It’s amazing how this is only Trevorrow’s second feature to date (his first, Safety Not Guaranteed, was made for less than $1 million), because he shows that he has the chops to direct exhilarating sequences. When it comes down to the dinosaurs facing humans or dinosaurs facing each other, the action that ensues is energetic and absolute fun. In the buildup to such scenes, Trevorrow ramps up the suspense in the way that seasoned directors would, and the key lies in the fact that he makes the Indominus quite terrifying. Also noteworthy here is that the film is actually rather brutal and graphic, so props to him for pushing the envelope and thereby making the most violent film in the saga yet. Nothing, though, compares to the film’s epic finale, which is pure cinematic bliss and delivers everything I would want in a Jurassic film. Huge props to Universal Pictures’ marketing team for barely showing anything from the finale in the clips, trailers, and TV spots leading up to the film’s release.

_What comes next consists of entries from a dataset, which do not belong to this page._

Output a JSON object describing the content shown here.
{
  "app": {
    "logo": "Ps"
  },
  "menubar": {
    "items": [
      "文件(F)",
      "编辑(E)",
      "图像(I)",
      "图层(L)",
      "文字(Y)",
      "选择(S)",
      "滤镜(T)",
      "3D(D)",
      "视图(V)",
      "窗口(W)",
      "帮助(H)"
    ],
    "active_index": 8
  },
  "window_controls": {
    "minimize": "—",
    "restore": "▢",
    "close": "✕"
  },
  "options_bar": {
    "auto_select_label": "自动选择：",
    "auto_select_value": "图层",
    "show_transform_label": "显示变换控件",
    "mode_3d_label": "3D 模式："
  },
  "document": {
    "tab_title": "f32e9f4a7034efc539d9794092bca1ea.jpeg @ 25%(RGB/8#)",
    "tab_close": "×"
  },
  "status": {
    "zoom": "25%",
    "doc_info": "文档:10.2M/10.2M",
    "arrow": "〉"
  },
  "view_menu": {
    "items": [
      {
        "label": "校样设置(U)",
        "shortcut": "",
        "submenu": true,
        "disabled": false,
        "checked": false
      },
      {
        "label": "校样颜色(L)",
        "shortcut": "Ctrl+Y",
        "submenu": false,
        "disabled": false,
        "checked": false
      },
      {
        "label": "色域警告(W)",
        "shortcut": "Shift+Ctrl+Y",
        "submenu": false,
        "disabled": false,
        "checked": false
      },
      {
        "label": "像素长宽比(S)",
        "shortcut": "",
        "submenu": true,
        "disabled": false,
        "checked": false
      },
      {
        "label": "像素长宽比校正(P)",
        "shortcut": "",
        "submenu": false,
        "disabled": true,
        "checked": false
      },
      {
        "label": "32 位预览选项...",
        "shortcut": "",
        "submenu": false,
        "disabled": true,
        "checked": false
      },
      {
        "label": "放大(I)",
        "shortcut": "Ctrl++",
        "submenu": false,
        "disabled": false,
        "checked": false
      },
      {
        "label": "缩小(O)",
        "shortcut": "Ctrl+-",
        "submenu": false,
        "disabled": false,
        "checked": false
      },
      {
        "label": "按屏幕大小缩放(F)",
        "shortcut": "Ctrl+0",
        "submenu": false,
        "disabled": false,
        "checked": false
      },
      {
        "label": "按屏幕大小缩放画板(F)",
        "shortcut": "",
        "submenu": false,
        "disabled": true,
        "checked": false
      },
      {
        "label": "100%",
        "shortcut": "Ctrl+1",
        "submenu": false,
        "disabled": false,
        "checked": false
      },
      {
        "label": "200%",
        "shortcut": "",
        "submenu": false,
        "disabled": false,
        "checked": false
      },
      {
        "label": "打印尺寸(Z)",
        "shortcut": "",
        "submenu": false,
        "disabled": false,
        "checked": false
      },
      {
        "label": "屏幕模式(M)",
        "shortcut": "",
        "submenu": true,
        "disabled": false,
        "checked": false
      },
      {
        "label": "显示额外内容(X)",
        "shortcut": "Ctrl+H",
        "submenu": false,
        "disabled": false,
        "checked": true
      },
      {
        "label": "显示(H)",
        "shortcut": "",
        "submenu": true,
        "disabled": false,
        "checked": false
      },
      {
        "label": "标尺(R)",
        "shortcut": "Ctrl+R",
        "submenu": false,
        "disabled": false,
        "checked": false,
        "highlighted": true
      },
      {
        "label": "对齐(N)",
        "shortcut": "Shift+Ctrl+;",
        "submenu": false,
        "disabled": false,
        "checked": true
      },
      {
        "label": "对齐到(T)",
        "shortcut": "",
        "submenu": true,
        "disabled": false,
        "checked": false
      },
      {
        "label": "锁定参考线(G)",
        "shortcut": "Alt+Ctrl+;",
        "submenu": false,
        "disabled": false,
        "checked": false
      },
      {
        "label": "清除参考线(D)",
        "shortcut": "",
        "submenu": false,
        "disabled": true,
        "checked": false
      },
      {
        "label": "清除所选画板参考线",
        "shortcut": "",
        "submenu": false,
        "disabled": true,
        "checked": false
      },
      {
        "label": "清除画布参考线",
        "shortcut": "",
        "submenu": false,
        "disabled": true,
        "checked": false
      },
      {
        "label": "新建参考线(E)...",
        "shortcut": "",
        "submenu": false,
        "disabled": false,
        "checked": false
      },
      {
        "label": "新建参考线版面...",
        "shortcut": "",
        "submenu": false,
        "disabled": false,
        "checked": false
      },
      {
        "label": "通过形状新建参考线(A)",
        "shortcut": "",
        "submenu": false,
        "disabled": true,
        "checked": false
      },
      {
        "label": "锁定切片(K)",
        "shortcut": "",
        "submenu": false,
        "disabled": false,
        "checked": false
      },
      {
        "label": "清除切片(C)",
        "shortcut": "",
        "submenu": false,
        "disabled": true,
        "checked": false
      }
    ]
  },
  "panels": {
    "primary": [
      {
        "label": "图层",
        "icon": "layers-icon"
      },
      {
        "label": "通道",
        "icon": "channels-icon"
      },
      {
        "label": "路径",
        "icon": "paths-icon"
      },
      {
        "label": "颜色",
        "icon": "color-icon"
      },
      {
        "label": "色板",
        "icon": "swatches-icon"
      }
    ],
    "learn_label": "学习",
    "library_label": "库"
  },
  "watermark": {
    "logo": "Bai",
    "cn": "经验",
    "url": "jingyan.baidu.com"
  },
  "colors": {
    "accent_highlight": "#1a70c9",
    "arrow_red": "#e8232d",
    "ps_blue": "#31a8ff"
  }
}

The dinosaurs look great, though I’m kind of saddened how the use of special effects, particularly animatronics, aren’t as prominent here as they were in the earlier films. I completely understand that CGI allows for the dinosaurs’ greater freedom of movement, and seeing them move so freely is fantastic. But to be quite honest, I don’t think they measure up to animatronics when it comes to realism, where I want to see the textures that make up a living being and make it convincing. Again, I’m not taking anything away from what visual effects has done here, as the motion capture used for the Velociraptors make their interactions with Owen and co. incredibly dynamic and persuasive.
To follow up John Williams’ beautiful Jurassic Park score is an unenviable task, but Michael Giacchino admirably steps up to the task and turns in a score that pays tribute to the original yet stands on its own very well. He incorporates parts of several tracks from Williams’ score in his soundtrack, but it’s the sense of adventure that imbues the whole thing. His score is calming, playful, tense, and full of wonder. I personally love how he brings some of the music from The Lost World: Jurassic Park video game to his score here, which is a very nice touch.
Jurassic World is by no means a perfect film, nor is it a great one. If I didn’t grow up with the Jurassic films, I don’t think it would work for me. But it does. That there is magic: to tap into an inner child, bring him or her out, and watch this with an adolescent state of mind. Is it nostalgia? Sure. Is the film fan service? Definitely. But is it entertaining as fuck? You betcha. This is a film with one audience in mind, and I am a proud member of it.
P.S. I got my entertainment value, Andrew!
* Photos courtesy of Universal Pictures